= Beginning of Section =

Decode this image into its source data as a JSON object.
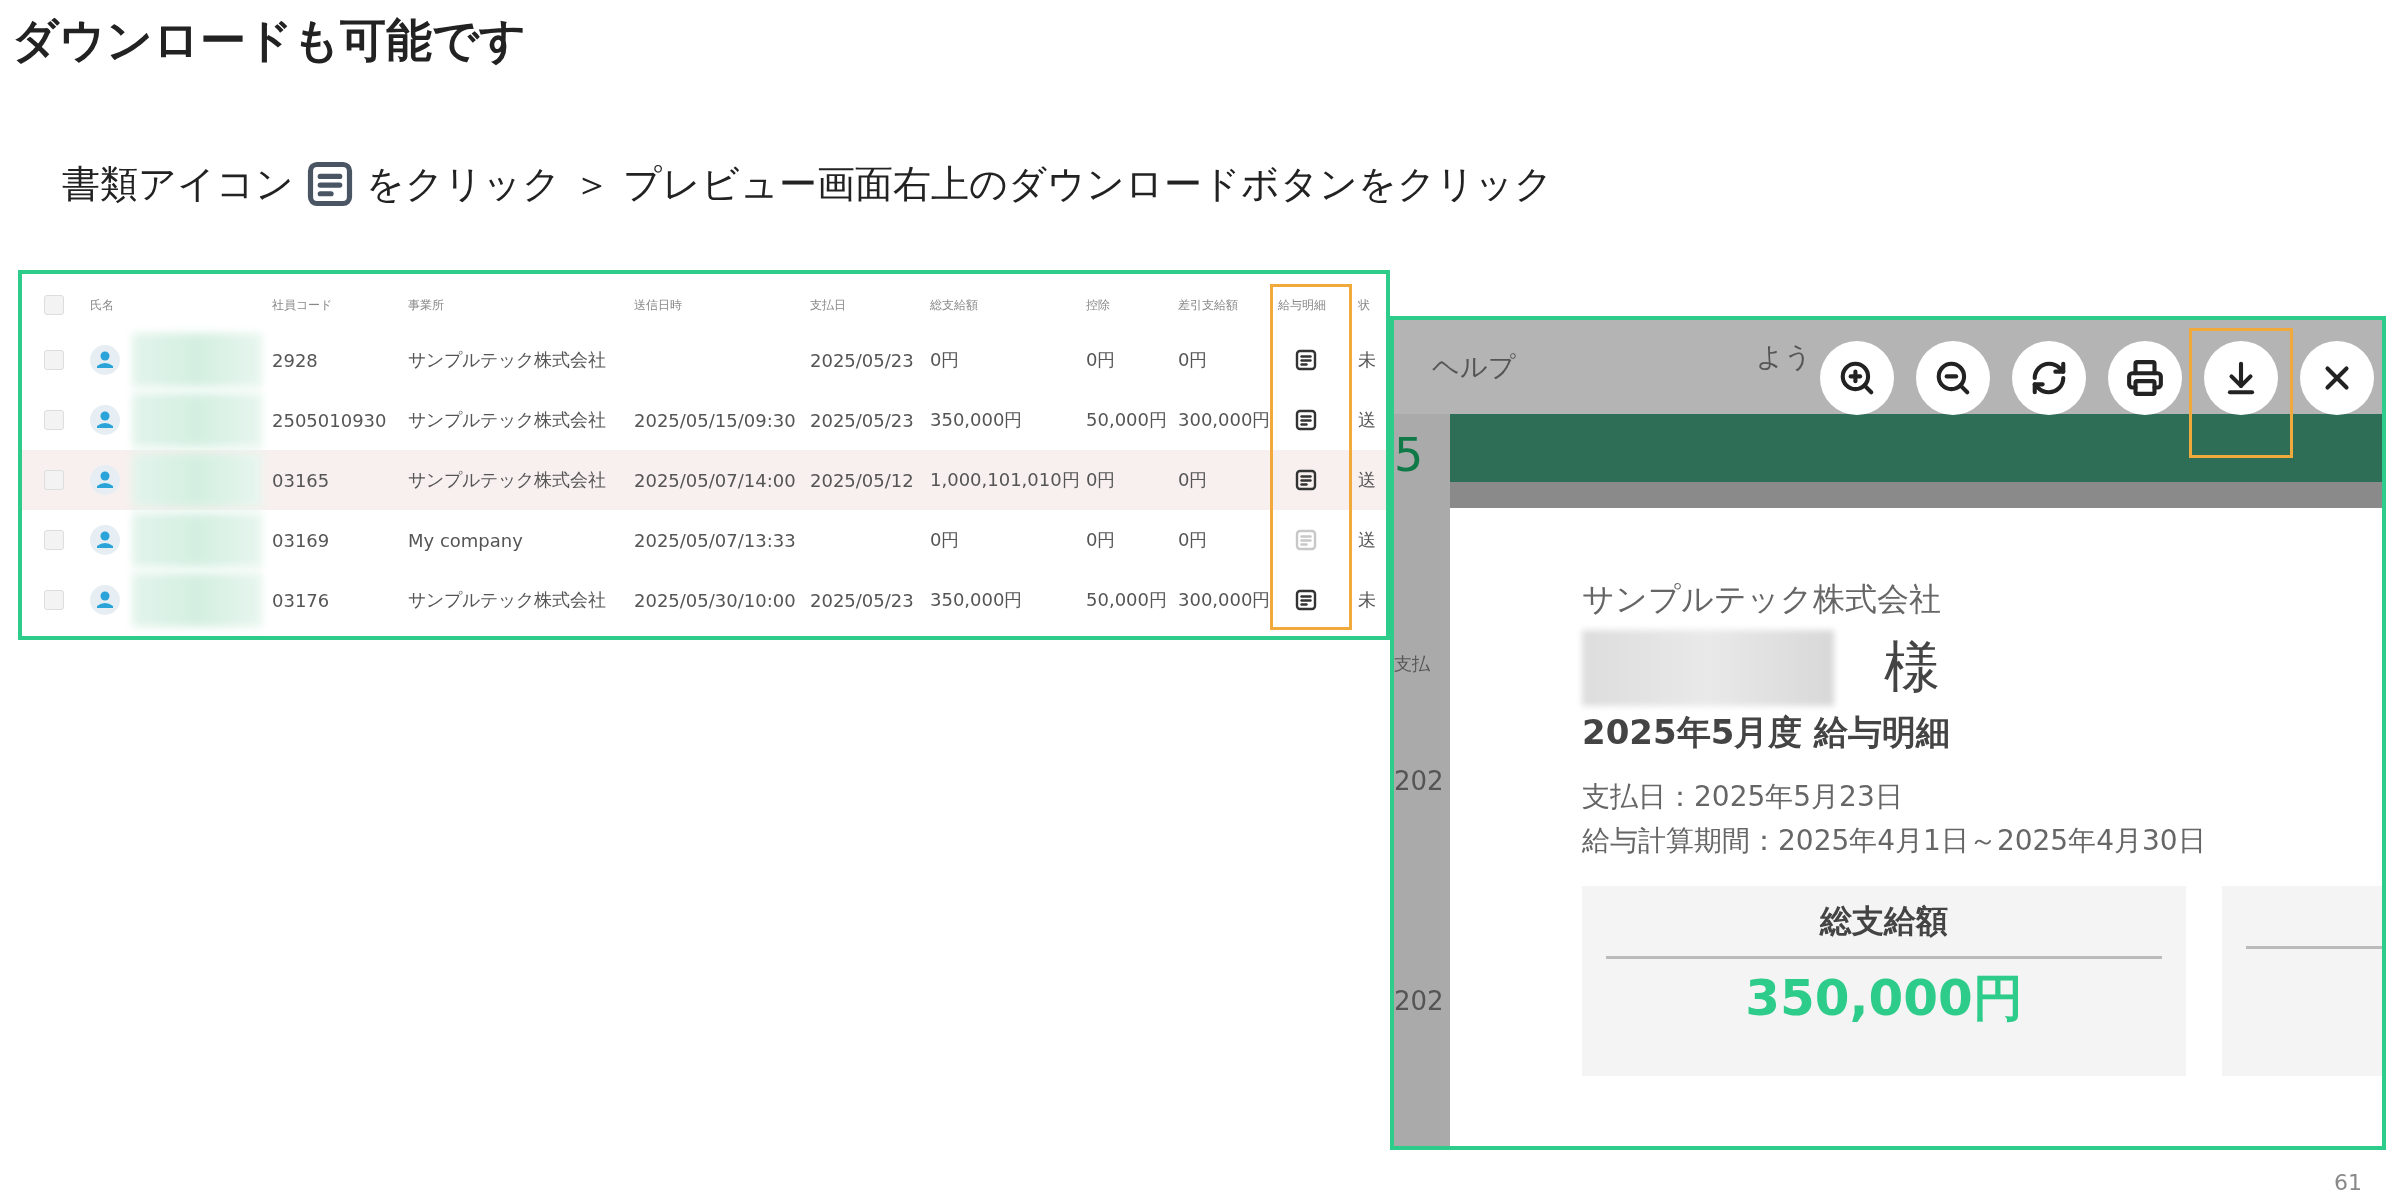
{
  "title": "ダウンロードも可能です",
  "instruction": {
    "before": "書類アイコン",
    "after": "をクリック ＞ プレビュー画面右上のダウンロードボタンをクリック"
  },
  "table": {
    "header_checked": false,
    "columns": [
      {
        "label": "氏名",
        "highlighted": false
      },
      {
        "label": "社員コード",
        "highlighted": false
      },
      {
        "label": "事業所",
        "highlighted": false
      },
      {
        "label": "送信日時",
        "highlighted": false
      },
      {
        "label": "支払日",
        "highlighted": false
      },
      {
        "label": "総支給額",
        "highlighted": false
      },
      {
        "label": "控除",
        "highlighted": false
      },
      {
        "label": "差引支給額",
        "highlighted": false
      },
      {
        "label": "給与明細",
        "highlighted": true
      },
      {
        "label": "状",
        "highlighted": false
      }
    ],
    "rows": [
      {
        "checked": false,
        "selected": false,
        "code": "2928",
        "office": "サンプルテック株式会社",
        "sent": "",
        "pay_date": "2025/05/23",
        "total": "0円",
        "deduction": "0円",
        "net": "0円",
        "slip_disabled": false,
        "status": "未"
      },
      {
        "checked": false,
        "selected": false,
        "code": "2505010930",
        "office": "サンプルテック株式会社",
        "sent": "2025/05/15/09:30",
        "pay_date": "2025/05/23",
        "total": "350,000円",
        "deduction": "50,000円",
        "net": "300,000円",
        "slip_disabled": false,
        "status": "送"
      },
      {
        "checked": false,
        "selected": true,
        "code": "03165",
        "office": "サンプルテック株式会社",
        "sent": "2025/05/07/14:00",
        "pay_date": "2025/05/12",
        "total": "1,000,101,010円",
        "deduction": "0円",
        "net": "0円",
        "slip_disabled": false,
        "status": "送"
      },
      {
        "checked": false,
        "selected": false,
        "code": "03169",
        "office": "My company",
        "sent": "2025/05/07/13:33",
        "pay_date": "",
        "total": "0円",
        "deduction": "0円",
        "net": "0円",
        "slip_disabled": true,
        "status": "送"
      },
      {
        "checked": false,
        "selected": false,
        "code": "03176",
        "office": "サンプルテック株式会社",
        "sent": "2025/05/30/10:00",
        "pay_date": "2025/05/23",
        "total": "350,000円",
        "deduction": "50,000円",
        "net": "300,000円",
        "slip_disabled": false,
        "status": "未"
      }
    ]
  },
  "preview": {
    "help": "ヘルプ",
    "greeting": "よう",
    "toolbar": [
      {
        "kind": "zoom-in",
        "highlighted": false
      },
      {
        "kind": "zoom-out",
        "highlighted": false
      },
      {
        "kind": "rotate",
        "highlighted": false
      },
      {
        "kind": "print",
        "highlighted": false
      },
      {
        "kind": "download",
        "highlighted": true
      },
      {
        "kind": "close",
        "highlighted": false
      }
    ],
    "side": [
      "5",
      "支払",
      "202",
      "202"
    ],
    "document": {
      "company": "サンプルテック株式会社",
      "honorific": "様",
      "heading": "2025年5月度 給与明細",
      "pay_date": "支払日：2025年5月23日",
      "period": "給与計算期間：2025年4月1日～2025年4月30日",
      "cards": [
        {
          "label": "総支給額",
          "amount": "350,000円"
        }
      ]
    }
  },
  "page_number": "61"
}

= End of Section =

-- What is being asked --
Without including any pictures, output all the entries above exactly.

-- Exercise response --
Decode this image into its source data as a JSON object.
{
  "title": "ダウンロードも可能です",
  "instruction": {
    "before": "書類アイコン",
    "after": "をクリック ＞ プレビュー画面右上のダウンロードボタンをクリック"
  },
  "table": {
    "header_checked": false,
    "columns": [
      {
        "label": "氏名",
        "highlighted": false
      },
      {
        "label": "社員コード",
        "highlighted": false
      },
      {
        "label": "事業所",
        "highlighted": false
      },
      {
        "label": "送信日時",
        "highlighted": false
      },
      {
        "label": "支払日",
        "highlighted": false
      },
      {
        "label": "総支給額",
        "highlighted": false
      },
      {
        "label": "控除",
        "highlighted": false
      },
      {
        "label": "差引支給額",
        "highlighted": false
      },
      {
        "label": "給与明細",
        "highlighted": true
      },
      {
        "label": "状",
        "highlighted": false
      }
    ],
    "rows": [
      {
        "checked": false,
        "selected": false,
        "code": "2928",
        "office": "サンプルテック株式会社",
        "sent": "",
        "pay_date": "2025/05/23",
        "total": "0円",
        "deduction": "0円",
        "net": "0円",
        "slip_disabled": false,
        "status": "未"
      },
      {
        "checked": false,
        "selected": false,
        "code": "2505010930",
        "office": "サンプルテック株式会社",
        "sent": "2025/05/15/09:30",
        "pay_date": "2025/05/23",
        "total": "350,000円",
        "deduction": "50,000円",
        "net": "300,000円",
        "slip_disabled": false,
        "status": "送"
      },
      {
        "checked": false,
        "selected": true,
        "code": "03165",
        "office": "サンプルテック株式会社",
        "sent": "2025/05/07/14:00",
        "pay_date": "2025/05/12",
        "total": "1,000,101,010円",
        "deduction": "0円",
        "net": "0円",
        "slip_disabled": false,
        "status": "送"
      },
      {
        "checked": false,
        "selected": false,
        "code": "03169",
        "office": "My company",
        "sent": "2025/05/07/13:33",
        "pay_date": "",
        "total": "0円",
        "deduction": "0円",
        "net": "0円",
        "slip_disabled": true,
        "status": "送"
      },
      {
        "checked": false,
        "selected": false,
        "code": "03176",
        "office": "サンプルテック株式会社",
        "sent": "2025/05/30/10:00",
        "pay_date": "2025/05/23",
        "total": "350,000円",
        "deduction": "50,000円",
        "net": "300,000円",
        "slip_disabled": false,
        "status": "未"
      }
    ]
  },
  "preview": {
    "help": "ヘルプ",
    "greeting": "よう",
    "toolbar": [
      {
        "kind": "zoom-in",
        "highlighted": false
      },
      {
        "kind": "zoom-out",
        "highlighted": false
      },
      {
        "kind": "rotate",
        "highlighted": false
      },
      {
        "kind": "print",
        "highlighted": false
      },
      {
        "kind": "download",
        "highlighted": true
      },
      {
        "kind": "close",
        "highlighted": false
      }
    ],
    "side": [
      "5",
      "支払",
      "202",
      "202"
    ],
    "document": {
      "company": "サンプルテック株式会社",
      "honorific": "様",
      "heading": "2025年5月度 給与明細",
      "pay_date": "支払日：2025年5月23日",
      "period": "給与計算期間：2025年4月1日～2025年4月30日",
      "cards": [
        {
          "label": "総支給額",
          "amount": "350,000円"
        }
      ]
    }
  },
  "page_number": "61"
}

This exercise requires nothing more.